The motif of cranes was extremely popular during the Jiajing period because of its association with longevity, to which the emperor fervently aspired, and therefore is found on numerous 16th-century lacquer pieces. The present box, however, is unique, as it appears to be the only lacquerware of this type to be decorated with the character Sheng, which might suggest that this box was presented to a temple and possibly used as a reliquary.

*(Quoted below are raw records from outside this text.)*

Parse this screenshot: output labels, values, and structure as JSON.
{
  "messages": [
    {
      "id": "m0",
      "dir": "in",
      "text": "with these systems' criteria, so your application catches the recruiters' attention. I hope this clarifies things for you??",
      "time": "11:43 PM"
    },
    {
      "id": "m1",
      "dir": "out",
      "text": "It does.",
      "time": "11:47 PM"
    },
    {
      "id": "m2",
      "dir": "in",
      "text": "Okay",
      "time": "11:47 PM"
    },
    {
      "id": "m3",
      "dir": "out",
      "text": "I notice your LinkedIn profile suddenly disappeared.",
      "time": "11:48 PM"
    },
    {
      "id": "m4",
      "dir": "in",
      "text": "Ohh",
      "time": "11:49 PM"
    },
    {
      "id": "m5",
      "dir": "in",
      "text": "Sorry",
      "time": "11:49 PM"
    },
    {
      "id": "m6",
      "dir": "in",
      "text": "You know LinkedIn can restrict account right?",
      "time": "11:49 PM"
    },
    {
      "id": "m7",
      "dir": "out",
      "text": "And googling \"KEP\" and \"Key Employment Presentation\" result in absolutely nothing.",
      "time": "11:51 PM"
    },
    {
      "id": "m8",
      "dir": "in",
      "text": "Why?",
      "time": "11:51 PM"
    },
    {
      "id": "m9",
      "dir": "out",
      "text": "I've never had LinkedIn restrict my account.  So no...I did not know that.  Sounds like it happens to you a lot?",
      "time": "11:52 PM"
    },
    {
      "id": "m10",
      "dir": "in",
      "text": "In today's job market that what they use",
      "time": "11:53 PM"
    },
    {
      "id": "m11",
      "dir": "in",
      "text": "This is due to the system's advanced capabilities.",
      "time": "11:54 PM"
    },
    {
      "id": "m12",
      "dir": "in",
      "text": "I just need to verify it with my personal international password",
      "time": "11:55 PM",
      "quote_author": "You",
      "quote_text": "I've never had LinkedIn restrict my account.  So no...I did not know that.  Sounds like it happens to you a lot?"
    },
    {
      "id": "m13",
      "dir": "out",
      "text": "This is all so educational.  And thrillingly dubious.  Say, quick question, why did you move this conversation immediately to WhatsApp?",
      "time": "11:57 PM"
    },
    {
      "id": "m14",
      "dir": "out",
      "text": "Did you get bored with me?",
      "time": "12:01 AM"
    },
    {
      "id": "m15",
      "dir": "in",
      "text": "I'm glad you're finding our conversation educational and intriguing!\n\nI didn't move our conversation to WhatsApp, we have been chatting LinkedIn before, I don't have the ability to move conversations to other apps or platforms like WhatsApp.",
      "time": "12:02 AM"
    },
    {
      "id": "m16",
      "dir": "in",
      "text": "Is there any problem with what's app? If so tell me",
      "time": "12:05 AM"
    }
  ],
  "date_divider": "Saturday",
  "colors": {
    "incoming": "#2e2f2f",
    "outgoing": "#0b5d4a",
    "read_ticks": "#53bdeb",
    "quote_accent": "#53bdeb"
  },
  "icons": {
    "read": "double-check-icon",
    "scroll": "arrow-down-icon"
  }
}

A Jiajing-marked cinnabar lacquer box of this same shape carved with dragons amidst flowers and clouds, formerly from the George and Mary Rockwell Collection and now in the Herbert F. Johnson Museum of Art, was included in the exhibition, Far Eastern Art in Upstate New York, New York, 1976, p. 44, no. 49. A comparable Jiajing-marked box with further compartments on the interior and carved with a Shou symbol amid emblematic plants is illustrated in Carved Lacquer in the Collection of the Palace Museum, Beijing, 1985, pl. 169. Compare also another cabinet with phoenix confronted on a Shou character, illustrated in the Oriental Ceramic Society of Hong Kong Catalogue to the exhibition 2000 Years of Chinese Lacquer, 1993, no. 54. Another very similar Jiajing-marked rectangular box with cranes and Shou characters was sold in our London Rooms, 1 December 1997, lot 260.